B. KnitPicks: This channel offers a mix of tutorials, product reviews, and interviews with industry experts. It’s a great resource for staying up-to-date on the latest trends and techniques in the knitting world.
C. The Knit Witch: Hosted by master knitter Nancy Wynn, this channel offers detailed and informative tutorials on everything from basic stitches to advanced techniques.
D. Staci Perry from Very Pink Knits: As mentioned earlier, Staci Perry is an excellent knitting instructor with a knack for breaking down complex techniques into manageable steps. Her videos are easy to follow and engaging.
Common knitting techniques taught in videos and tutorials
Here are some of the most common knitting techniques that you can learn through YouTube videos:
A. Casting on: This is the first step in starting a knitting project. There are several different methods for casting on, including the long-tail cast-on, the knitted cast-on, and the cable cast-on.
B. Knit and purl stitches: These are the two basic stitches used in knitting. The knit stitch creates a smooth, V-shaped pattern, while the purl stitch creates a bumpy, textured pattern. Learning how to knit and purl can open up a world of possibilities for creating unique patterns and designs.
C. Increasing and decreasing: These techniques are used to add or remove stitches from your project.
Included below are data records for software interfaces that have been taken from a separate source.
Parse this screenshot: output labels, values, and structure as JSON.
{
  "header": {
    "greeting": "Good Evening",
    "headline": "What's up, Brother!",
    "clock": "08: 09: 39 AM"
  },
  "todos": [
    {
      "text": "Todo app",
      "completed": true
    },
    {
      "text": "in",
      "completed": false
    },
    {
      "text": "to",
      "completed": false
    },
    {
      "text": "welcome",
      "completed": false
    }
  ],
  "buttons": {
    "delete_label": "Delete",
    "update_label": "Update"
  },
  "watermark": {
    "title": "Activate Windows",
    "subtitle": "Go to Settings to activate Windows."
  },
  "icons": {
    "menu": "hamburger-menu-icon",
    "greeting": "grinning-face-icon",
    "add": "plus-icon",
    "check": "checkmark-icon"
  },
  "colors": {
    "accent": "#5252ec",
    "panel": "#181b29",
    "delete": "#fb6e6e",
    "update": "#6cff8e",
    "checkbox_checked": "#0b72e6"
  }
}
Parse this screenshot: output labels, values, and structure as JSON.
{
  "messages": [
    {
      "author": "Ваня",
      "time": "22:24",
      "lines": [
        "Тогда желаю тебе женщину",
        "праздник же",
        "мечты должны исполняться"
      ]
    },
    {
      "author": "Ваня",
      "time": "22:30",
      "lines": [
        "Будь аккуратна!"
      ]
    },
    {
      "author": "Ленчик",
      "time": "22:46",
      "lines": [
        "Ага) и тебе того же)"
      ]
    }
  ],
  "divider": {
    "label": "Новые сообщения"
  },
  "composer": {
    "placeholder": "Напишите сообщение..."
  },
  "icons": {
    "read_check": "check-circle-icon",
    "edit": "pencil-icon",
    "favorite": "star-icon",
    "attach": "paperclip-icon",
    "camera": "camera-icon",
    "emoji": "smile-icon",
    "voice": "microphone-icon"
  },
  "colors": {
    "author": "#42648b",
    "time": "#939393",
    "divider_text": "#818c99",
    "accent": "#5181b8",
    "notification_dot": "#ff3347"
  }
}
Common methods include yarn overs, knit front and back (KFB), and knit two together (K2tog).
D. Binding off: This is the final step in a knitting project, where you secure the stitches and remove them from the needle. There are several different bind-off methods, including the standard bind-off, the stretchy bind-off, and the picot bind-off.
Watching knitting videos and tutorials on YouTube is an excellent way to improve your skills, learn new techniques, and connect with other knitters. By following the tips outlined in this article and exploring the channels and tutorials suggested, you can take your knitting to the next level and create beautiful, intricate projects.
We encourage you to give it a try and see how it can benefit your knitting practice. Happy knitting!
How often should I watch knitting videos to improve my skills?
There is no set rule for how often you should watch knitting videos. It ultimately depends on your personal learning style and goals. Some people find that watching a few videos a week helps them stay motivated and inspired, while others prefer to watch in bursts when they have a specific project or technique in mind.
Are there any free resources for learning knitting techniques?
Yes! YouTube is an excellent resource for free knitting videos and tutorials. You can also check out online forums and communities for advice and support.
What if I don’t have access to YouTube or the internet?
If you don’t have access to YouTube or the internet, there are still plenty of ways to learn knitting techniques. Local yarn shops often offer classes and workshops, and there